** Aim of the exercise **
The answer must be a single number: how many lines of the records below hold the word "image".

** Given records **
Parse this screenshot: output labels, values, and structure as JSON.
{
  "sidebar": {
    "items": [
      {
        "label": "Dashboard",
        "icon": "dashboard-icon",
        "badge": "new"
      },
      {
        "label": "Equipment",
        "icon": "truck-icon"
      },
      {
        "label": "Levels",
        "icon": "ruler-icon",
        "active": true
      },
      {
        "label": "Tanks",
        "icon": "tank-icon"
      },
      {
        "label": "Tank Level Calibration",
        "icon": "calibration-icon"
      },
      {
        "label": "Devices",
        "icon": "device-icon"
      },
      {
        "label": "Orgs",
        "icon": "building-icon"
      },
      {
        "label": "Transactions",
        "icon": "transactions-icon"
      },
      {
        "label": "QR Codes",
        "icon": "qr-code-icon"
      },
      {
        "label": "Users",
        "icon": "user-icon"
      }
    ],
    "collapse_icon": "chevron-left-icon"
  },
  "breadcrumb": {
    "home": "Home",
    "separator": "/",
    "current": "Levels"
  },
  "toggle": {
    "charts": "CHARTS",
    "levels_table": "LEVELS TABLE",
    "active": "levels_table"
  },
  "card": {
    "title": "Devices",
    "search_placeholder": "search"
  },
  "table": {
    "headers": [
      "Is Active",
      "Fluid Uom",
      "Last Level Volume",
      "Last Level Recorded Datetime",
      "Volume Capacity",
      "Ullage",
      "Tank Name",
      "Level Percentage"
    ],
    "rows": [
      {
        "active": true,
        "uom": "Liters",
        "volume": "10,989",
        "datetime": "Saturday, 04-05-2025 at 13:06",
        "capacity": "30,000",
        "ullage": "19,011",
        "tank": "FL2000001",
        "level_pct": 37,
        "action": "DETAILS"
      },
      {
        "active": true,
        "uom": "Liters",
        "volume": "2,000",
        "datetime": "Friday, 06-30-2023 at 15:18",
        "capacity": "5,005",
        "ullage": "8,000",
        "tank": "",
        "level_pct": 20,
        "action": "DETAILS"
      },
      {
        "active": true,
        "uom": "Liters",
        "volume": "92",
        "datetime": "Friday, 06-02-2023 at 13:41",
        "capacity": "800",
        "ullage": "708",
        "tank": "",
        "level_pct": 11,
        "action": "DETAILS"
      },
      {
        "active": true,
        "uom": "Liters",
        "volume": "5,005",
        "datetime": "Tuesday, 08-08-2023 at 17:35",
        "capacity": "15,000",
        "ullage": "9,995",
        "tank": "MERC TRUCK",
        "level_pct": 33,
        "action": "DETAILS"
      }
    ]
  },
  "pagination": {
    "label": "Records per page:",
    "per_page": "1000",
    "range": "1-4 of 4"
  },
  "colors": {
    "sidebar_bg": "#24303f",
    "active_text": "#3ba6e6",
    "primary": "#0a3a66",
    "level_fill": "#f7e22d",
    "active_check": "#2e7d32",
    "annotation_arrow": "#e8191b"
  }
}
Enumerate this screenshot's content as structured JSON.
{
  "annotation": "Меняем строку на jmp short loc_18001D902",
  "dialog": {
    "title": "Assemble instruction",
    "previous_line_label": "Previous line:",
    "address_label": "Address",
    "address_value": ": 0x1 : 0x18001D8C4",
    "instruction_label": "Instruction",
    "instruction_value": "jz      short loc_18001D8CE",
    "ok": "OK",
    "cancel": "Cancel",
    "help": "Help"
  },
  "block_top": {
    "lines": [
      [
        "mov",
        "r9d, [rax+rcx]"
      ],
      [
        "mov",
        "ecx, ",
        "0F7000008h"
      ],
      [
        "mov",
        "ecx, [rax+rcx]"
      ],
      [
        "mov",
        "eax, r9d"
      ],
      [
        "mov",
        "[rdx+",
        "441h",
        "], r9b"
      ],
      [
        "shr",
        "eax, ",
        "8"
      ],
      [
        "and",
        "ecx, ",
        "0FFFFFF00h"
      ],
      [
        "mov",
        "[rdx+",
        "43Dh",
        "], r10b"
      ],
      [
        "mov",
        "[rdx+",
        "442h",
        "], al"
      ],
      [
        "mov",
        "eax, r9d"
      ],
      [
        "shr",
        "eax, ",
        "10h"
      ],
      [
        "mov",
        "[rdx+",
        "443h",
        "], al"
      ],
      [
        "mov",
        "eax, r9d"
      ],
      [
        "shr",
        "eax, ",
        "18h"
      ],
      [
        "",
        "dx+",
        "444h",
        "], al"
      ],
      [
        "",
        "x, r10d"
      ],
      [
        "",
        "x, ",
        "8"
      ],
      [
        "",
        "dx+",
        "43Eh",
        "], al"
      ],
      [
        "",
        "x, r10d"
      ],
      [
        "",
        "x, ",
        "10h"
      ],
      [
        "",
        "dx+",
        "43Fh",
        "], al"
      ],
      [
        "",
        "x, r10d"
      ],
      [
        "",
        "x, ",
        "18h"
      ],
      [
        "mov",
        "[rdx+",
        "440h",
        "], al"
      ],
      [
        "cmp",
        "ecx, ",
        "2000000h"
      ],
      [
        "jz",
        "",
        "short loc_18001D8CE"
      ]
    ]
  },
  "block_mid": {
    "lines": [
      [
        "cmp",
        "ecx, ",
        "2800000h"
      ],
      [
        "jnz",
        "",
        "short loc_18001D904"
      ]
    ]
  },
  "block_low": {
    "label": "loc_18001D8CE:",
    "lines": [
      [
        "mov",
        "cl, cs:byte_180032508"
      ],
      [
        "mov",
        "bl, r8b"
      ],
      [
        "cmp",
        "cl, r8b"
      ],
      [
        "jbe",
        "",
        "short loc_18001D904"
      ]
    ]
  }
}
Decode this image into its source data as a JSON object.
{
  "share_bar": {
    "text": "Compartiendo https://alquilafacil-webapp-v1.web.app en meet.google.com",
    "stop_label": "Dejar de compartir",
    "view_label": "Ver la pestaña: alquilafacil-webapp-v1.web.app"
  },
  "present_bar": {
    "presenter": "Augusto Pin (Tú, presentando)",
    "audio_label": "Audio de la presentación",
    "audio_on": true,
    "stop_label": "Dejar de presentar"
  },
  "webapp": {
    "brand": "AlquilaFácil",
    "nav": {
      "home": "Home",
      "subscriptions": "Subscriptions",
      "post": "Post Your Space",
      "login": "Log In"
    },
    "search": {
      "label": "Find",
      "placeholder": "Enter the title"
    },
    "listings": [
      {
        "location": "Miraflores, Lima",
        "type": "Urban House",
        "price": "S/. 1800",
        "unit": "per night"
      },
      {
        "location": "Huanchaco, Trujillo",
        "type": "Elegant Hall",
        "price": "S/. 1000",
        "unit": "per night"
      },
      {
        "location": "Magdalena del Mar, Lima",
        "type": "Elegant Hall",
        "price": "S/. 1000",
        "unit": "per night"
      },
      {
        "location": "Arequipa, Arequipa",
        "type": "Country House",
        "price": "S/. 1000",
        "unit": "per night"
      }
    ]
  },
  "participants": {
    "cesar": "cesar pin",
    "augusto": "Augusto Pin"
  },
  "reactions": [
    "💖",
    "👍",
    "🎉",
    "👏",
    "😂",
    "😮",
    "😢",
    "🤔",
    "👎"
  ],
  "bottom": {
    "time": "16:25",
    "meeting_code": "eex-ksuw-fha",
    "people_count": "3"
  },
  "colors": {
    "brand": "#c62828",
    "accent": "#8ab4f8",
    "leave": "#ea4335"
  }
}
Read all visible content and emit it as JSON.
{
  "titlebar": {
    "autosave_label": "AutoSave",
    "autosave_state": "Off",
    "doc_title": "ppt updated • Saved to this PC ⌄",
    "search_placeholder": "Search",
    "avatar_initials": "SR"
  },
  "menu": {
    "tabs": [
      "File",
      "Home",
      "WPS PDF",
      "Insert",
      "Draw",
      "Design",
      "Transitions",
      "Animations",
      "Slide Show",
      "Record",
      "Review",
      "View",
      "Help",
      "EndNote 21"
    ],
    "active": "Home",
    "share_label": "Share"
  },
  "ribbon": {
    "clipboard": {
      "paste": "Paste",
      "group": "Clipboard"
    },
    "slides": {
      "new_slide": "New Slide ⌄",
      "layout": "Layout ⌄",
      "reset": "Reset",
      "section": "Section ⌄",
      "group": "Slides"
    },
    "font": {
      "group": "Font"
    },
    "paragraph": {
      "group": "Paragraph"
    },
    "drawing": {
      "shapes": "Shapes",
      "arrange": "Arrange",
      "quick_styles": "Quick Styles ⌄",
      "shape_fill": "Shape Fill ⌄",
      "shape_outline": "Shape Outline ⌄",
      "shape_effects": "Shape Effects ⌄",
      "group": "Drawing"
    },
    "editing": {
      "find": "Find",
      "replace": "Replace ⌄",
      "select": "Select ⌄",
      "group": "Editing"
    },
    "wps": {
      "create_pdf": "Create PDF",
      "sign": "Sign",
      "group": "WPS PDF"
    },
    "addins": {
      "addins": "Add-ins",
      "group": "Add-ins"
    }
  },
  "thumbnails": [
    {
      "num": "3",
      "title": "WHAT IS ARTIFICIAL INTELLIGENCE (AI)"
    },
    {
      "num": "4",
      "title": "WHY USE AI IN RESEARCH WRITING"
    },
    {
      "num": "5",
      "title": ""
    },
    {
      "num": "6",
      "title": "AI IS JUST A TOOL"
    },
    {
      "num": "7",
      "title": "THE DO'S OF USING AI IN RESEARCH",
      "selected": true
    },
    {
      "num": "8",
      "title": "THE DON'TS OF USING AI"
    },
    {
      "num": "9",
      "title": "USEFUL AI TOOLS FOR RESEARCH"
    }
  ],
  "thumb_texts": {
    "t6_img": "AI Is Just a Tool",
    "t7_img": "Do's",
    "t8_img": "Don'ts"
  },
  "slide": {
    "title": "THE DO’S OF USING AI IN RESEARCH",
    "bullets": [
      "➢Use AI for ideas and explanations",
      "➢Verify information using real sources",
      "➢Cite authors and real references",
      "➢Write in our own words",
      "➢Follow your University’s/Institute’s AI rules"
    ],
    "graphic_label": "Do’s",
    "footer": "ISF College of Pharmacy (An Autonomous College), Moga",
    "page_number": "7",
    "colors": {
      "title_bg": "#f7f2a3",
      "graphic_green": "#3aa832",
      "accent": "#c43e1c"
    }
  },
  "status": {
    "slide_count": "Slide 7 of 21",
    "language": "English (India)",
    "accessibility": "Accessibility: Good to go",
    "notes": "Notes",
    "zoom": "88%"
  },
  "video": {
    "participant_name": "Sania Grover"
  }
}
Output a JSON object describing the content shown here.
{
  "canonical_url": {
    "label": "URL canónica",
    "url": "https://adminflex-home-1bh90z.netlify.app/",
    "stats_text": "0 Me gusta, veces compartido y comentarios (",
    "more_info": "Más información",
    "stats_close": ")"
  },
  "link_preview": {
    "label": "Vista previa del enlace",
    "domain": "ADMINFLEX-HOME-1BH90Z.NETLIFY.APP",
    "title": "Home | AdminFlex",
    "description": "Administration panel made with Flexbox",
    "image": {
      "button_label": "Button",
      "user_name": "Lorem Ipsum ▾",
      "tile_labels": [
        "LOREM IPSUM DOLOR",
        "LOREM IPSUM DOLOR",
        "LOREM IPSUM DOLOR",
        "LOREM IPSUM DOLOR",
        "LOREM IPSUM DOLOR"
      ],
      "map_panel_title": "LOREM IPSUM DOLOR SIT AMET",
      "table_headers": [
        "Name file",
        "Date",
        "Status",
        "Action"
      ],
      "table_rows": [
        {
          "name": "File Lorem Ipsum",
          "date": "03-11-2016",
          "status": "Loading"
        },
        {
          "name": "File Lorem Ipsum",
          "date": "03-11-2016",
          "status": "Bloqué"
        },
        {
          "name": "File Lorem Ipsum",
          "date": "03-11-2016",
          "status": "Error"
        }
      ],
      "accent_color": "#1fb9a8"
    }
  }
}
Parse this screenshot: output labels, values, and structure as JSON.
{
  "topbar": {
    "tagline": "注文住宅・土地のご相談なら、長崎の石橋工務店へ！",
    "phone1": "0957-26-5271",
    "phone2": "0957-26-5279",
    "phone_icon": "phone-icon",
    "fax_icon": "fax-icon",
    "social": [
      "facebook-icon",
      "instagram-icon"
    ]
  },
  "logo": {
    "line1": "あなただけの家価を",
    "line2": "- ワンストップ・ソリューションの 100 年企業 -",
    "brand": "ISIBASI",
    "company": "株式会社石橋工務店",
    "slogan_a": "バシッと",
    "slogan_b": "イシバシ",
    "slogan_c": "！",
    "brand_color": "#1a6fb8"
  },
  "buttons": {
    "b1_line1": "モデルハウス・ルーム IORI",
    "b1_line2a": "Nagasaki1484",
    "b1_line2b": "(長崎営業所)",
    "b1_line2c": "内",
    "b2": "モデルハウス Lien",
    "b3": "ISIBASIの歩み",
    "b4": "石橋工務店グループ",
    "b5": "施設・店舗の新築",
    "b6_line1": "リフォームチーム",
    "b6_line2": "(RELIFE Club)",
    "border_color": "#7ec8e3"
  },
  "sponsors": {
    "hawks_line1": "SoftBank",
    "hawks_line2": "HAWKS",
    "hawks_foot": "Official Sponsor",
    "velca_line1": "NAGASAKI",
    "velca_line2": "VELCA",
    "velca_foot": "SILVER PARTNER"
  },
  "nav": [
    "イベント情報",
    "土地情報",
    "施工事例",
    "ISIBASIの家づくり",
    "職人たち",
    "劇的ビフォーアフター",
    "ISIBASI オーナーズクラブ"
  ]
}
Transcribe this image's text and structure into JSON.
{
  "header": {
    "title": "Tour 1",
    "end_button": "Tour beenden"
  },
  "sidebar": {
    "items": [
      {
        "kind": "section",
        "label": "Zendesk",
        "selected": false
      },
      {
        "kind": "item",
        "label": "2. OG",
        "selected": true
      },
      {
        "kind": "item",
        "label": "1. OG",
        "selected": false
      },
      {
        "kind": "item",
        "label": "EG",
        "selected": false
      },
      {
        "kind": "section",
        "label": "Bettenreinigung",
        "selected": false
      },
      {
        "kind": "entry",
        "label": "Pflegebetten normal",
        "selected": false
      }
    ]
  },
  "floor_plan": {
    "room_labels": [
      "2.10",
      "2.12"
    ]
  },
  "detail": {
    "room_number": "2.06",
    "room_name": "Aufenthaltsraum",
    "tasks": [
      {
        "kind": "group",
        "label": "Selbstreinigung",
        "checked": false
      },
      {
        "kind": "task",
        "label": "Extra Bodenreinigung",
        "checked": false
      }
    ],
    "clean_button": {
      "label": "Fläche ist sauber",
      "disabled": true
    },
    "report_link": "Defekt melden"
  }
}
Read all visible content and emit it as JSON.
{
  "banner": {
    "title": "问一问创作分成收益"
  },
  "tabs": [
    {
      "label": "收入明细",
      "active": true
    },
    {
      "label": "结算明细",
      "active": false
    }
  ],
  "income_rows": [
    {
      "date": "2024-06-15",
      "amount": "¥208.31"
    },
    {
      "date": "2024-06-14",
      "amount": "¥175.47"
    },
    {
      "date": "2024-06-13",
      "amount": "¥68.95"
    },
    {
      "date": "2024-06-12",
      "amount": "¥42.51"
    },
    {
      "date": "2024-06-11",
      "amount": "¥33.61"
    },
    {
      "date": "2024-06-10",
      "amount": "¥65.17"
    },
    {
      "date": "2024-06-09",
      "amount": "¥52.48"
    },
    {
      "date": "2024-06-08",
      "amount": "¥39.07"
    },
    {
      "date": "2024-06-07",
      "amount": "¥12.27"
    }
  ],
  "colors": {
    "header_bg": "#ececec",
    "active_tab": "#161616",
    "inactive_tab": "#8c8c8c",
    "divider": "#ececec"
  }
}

** Reply **
3